We aimed to examine metabolism of human cancer in vivo and utilized superimmunodeficient NOG mice as an experimental model of hepatic metastasis, where human colon cancer cell line HCT116 transfected with Venus, the mutant GFP was injected intrasplenically. The mice were pretreated with Pd-porphyrin to quantify local O2 tension through intravital phosphorescence assay. In this model, a majority of metastatic foci occurred in periportal regions but not in central regions. At 1 week after the transplantation, a PO2 drop in periportal regions was minimal without any notable decrease in microvascular blood flow. Under these conditions, there was a negative correlation between the size of metastatic foci and the lobular O2 consumption, suggesting that the tumor O2 consumption is smaller than that in the residual liver.
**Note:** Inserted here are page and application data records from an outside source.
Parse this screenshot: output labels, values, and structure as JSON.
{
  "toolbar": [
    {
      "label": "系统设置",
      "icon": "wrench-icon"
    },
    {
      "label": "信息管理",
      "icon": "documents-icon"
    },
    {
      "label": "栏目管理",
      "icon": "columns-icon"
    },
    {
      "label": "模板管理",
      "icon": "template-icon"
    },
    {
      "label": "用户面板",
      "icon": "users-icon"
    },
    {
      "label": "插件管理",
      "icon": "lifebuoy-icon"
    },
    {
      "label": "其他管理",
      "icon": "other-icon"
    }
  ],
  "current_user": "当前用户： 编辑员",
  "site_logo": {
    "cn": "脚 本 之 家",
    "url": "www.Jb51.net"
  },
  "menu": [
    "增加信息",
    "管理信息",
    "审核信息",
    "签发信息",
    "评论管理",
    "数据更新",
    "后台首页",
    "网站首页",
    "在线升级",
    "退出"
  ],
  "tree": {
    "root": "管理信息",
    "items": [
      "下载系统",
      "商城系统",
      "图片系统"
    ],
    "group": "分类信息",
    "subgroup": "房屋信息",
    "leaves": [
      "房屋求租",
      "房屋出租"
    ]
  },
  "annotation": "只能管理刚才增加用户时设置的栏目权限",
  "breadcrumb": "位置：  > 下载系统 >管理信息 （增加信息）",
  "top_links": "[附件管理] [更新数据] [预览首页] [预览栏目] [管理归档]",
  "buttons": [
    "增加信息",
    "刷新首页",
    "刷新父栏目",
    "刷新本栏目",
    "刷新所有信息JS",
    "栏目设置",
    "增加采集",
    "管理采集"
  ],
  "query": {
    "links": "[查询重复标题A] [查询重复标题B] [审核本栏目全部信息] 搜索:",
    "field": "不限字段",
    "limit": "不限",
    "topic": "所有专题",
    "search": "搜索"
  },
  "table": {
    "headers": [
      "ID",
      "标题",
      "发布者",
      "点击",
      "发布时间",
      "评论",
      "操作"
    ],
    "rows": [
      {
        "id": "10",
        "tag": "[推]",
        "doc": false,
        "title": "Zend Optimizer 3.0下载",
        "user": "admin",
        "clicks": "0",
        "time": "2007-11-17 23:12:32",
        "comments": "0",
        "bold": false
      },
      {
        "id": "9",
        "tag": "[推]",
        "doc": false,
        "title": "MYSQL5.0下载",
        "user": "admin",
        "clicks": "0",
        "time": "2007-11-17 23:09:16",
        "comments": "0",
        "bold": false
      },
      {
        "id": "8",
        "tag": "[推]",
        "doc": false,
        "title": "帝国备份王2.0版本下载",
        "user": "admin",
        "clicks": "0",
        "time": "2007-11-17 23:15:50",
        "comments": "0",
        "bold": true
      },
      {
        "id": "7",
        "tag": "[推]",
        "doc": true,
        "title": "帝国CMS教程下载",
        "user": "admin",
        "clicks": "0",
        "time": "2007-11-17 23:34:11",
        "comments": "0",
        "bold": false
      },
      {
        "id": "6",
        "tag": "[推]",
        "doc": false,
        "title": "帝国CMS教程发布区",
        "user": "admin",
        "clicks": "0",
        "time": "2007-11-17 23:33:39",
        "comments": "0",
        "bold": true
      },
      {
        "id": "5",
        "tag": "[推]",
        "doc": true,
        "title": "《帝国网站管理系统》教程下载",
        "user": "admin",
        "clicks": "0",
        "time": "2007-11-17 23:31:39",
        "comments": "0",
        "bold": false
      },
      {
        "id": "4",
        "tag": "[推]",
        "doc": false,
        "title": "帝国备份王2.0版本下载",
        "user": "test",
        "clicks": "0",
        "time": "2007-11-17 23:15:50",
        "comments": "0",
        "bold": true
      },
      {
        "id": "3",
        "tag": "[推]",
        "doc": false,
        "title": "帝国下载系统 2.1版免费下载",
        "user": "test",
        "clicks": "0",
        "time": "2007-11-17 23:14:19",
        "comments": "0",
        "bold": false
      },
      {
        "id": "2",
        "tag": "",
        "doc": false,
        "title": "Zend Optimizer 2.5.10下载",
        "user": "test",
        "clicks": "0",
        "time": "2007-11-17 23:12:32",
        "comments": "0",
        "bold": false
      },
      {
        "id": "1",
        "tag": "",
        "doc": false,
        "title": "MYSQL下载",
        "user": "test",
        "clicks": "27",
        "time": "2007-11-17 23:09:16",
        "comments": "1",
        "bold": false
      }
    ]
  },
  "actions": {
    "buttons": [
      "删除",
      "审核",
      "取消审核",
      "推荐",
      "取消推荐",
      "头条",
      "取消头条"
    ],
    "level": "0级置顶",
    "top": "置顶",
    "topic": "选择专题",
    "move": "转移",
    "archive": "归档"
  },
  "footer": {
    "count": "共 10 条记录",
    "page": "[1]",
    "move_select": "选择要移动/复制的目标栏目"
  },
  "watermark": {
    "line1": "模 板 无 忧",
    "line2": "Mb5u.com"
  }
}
At 2 weeks, portal PO2 was significantly smaller than controls, while the central PO2 was not comparably decreased, indicating that metastatic foci increased the O2 consumption, while the residual liver decreased it. These results suggest metastatic tumors derived from human colon cancer exhibit notable aerobic metabolism during their developmental process, compromising respiration of the rest of the tissue regenerated during tumor development.
KeywordsHepatic Lobule Metastatic Focus Severe Combine Immunodeficiency Human Colon Cancer Cell Line Microvascular Flow
This work was supported by RIKEN Supercomputing Science Grant by MEXT and by Grant-in-aid for Creative Scientific Research 17GS0419 from MEXT.